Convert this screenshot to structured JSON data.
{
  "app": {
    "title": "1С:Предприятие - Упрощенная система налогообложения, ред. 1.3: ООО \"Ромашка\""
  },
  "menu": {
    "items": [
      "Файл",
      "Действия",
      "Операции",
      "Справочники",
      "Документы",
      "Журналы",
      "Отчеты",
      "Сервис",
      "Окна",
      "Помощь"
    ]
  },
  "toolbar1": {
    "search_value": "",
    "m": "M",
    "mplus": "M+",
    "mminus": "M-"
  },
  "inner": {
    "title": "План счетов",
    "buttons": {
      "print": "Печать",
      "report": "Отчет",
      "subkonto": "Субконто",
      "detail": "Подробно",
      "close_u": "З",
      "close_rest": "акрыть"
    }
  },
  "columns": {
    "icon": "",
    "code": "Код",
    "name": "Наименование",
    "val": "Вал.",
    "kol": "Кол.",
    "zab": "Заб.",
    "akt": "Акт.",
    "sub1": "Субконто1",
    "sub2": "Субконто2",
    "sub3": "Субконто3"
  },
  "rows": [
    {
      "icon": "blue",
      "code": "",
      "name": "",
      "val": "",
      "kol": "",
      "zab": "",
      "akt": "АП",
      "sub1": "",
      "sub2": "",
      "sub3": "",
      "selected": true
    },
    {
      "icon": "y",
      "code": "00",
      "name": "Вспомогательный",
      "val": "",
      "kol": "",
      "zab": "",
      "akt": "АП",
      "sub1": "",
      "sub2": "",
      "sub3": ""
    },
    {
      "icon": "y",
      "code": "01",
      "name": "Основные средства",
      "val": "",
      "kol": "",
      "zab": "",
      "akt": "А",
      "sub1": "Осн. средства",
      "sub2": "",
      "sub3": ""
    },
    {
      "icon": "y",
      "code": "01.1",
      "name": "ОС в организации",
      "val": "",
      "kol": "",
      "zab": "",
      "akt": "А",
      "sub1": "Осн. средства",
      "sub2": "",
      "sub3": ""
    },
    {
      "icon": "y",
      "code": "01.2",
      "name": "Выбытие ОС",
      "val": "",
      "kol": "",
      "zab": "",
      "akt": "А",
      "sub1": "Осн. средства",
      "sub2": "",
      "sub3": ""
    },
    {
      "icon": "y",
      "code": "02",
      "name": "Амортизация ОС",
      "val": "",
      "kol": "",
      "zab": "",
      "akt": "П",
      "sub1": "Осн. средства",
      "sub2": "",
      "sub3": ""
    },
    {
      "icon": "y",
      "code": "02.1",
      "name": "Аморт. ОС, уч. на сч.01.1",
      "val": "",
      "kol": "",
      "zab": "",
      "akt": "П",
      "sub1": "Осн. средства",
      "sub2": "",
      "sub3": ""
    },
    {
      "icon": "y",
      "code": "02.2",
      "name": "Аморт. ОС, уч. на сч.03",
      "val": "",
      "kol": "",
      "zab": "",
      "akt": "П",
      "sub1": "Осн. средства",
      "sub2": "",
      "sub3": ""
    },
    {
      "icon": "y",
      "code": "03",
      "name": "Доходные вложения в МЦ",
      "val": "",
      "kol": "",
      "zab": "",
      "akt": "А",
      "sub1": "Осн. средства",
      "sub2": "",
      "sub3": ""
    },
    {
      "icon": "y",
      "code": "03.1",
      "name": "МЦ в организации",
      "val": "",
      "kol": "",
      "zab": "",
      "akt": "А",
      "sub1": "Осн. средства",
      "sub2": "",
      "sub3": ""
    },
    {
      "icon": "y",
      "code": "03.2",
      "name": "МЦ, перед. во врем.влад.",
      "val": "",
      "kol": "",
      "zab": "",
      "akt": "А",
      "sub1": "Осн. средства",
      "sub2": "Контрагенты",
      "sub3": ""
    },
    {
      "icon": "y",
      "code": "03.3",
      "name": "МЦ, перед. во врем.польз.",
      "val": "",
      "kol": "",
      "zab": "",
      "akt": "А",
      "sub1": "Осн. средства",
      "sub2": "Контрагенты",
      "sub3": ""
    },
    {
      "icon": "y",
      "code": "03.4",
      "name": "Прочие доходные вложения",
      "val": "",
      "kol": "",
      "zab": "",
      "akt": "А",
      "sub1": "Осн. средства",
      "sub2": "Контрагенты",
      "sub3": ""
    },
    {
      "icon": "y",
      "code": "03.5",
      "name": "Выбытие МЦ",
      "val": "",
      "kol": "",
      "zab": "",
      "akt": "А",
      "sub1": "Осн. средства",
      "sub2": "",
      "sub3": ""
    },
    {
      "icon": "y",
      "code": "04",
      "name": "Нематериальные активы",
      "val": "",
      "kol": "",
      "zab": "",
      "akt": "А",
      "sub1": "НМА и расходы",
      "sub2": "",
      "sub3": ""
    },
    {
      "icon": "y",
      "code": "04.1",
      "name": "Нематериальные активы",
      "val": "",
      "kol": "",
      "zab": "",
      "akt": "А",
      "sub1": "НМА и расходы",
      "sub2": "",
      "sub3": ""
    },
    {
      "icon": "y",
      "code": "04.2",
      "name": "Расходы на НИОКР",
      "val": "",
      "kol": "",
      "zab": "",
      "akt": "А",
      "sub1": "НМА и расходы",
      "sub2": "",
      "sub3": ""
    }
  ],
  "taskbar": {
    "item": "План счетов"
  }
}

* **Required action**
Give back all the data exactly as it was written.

* **Output of the task**
Convert this screenshot to structured JSON data.
{
  "app": {
    "title": "1С:Предприятие - Упрощенная система налогообложения, ред. 1.3: ООО \"Ромашка\""
  },
  "menu": {
    "items": [
      "Файл",
      "Действия",
      "Операции",
      "Справочники",
      "Документы",
      "Журналы",
      "Отчеты",
      "Сервис",
      "Окна",
      "Помощь"
    ]
  },
  "toolbar1": {
    "search_value": "",
    "m": "M",
    "mplus": "M+",
    "mminus": "M-"
  },
  "inner": {
    "title": "План счетов",
    "buttons": {
      "print": "Печать",
      "report": "Отчет",
      "subkonto": "Субконто",
      "detail": "Подробно",
      "close_u": "З",
      "close_rest": "акрыть"
    }
  },
  "columns": {
    "icon": "",
    "code": "Код",
    "name": "Наименование",
    "val": "Вал.",
    "kol": "Кол.",
    "zab": "Заб.",
    "akt": "Акт.",
    "sub1": "Субконто1",
    "sub2": "Субконто2",
    "sub3": "Субконто3"
  },
  "rows": [
    {
      "icon": "blue",
      "code": "",
      "name": "",
      "val": "",
      "kol": "",
      "zab": "",
      "akt": "АП",
      "sub1": "",
      "sub2": "",
      "sub3": "",
      "selected": true
    },
    {
      "icon": "y",
      "code": "00",
      "name": "Вспомогательный",
      "val": "",
      "kol": "",
      "zab": "",
      "akt": "АП",
      "sub1": "",
      "sub2": "",
      "sub3": ""
    },
    {
      "icon": "y",
      "code": "01",
      "name": "Основные средства",
      "val": "",
      "kol": "",
      "zab": "",
      "akt": "А",
      "sub1": "Осн. средства",
      "sub2": "",
      "sub3": ""
    },
    {
      "icon": "y",
      "code": "01.1",
      "name": "ОС в организации",
      "val": "",
      "kol": "",
      "zab": "",
      "akt": "А",
      "sub1": "Осн. средства",
      "sub2": "",
      "sub3": ""
    },
    {
      "icon": "y",
      "code": "01.2",
      "name": "Выбытие ОС",
      "val": "",
      "kol": "",
      "zab": "",
      "akt": "А",
      "sub1": "Осн. средства",
      "sub2": "",
      "sub3": ""
    },
    {
      "icon": "y",
      "code": "02",
      "name": "Амортизация ОС",
      "val": "",
      "kol": "",
      "zab": "",
      "akt": "П",
      "sub1": "Осн. средства",
      "sub2": "",
      "sub3": ""
    },
    {
      "icon": "y",
      "code": "02.1",
      "name": "Аморт. ОС, уч. на сч.01.1",
      "val": "",
      "kol": "",
      "zab": "",
      "akt": "П",
      "sub1": "Осн. средства",
      "sub2": "",
      "sub3": ""
    },
    {
      "icon": "y",
      "code": "02.2",
      "name": "Аморт. ОС, уч. на сч.03",
      "val": "",
      "kol": "",
      "zab": "",
      "akt": "П",
      "sub1": "Осн. средства",
      "sub2": "",
      "sub3": ""
    },
    {
      "icon": "y",
      "code": "03",
      "name": "Доходные вложения в МЦ",
      "val": "",
      "kol": "",
      "zab": "",
      "akt": "А",
      "sub1": "Осн. средства",
      "sub2": "",
      "sub3": ""
    },
    {
      "icon": "y",
      "code": "03.1",
      "name": "МЦ в организации",
      "val": "",
      "kol": "",
      "zab": "",
      "akt": "А",
      "sub1": "Осн. средства",
      "sub2": "",
      "sub3": ""
    },
    {
      "icon": "y",
      "code": "03.2",
      "name": "МЦ, перед. во врем.влад.",
      "val": "",
      "kol": "",
      "zab": "",
      "akt": "А",
      "sub1": "Осн. средства",
      "sub2": "Контрагенты",
      "sub3": ""
    },
    {
      "icon": "y",
      "code": "03.3",
      "name": "МЦ, перед. во врем.польз.",
      "val": "",
      "kol": "",
      "zab": "",
      "akt": "А",
      "sub1": "Осн. средства",
      "sub2": "Контрагенты",
      "sub3": ""
    },
    {
      "icon": "y",
      "code": "03.4",
      "name": "Прочие доходные вложения",
      "val": "",
      "kol": "",
      "zab": "",
      "akt": "А",
      "sub1": "Осн. средства",
      "sub2": "Контрагенты",
      "sub3": ""
    },
    {
      "icon": "y",
      "code": "03.5",
      "name": "Выбытие МЦ",
      "val": "",
      "kol": "",
      "zab": "",
      "akt": "А",
      "sub1": "Осн. средства",
      "sub2": "",
      "sub3": ""
    },
    {
      "icon": "y",
      "code": "04",
      "name": "Нематериальные активы",
      "val": "",
      "kol": "",
      "zab": "",
      "akt": "А",
      "sub1": "НМА и расходы",
      "sub2": "",
      "sub3": ""
    },
    {
      "icon": "y",
      "code": "04.1",
      "name": "Нематериальные активы",
      "val": "",
      "kol": "",
      "zab": "",
      "akt": "А",
      "sub1": "НМА и расходы",
      "sub2": "",
      "sub3": ""
    },
    {
      "icon": "y",
      "code": "04.2",
      "name": "Расходы на НИОКР",
      "val": "",
      "kol": "",
      "zab": "",
      "akt": "А",
      "sub1": "НМА и расходы",
      "sub2": "",
      "sub3": ""
    }
  ],
  "taskbar": {
    "item": "План счетов"
  }
}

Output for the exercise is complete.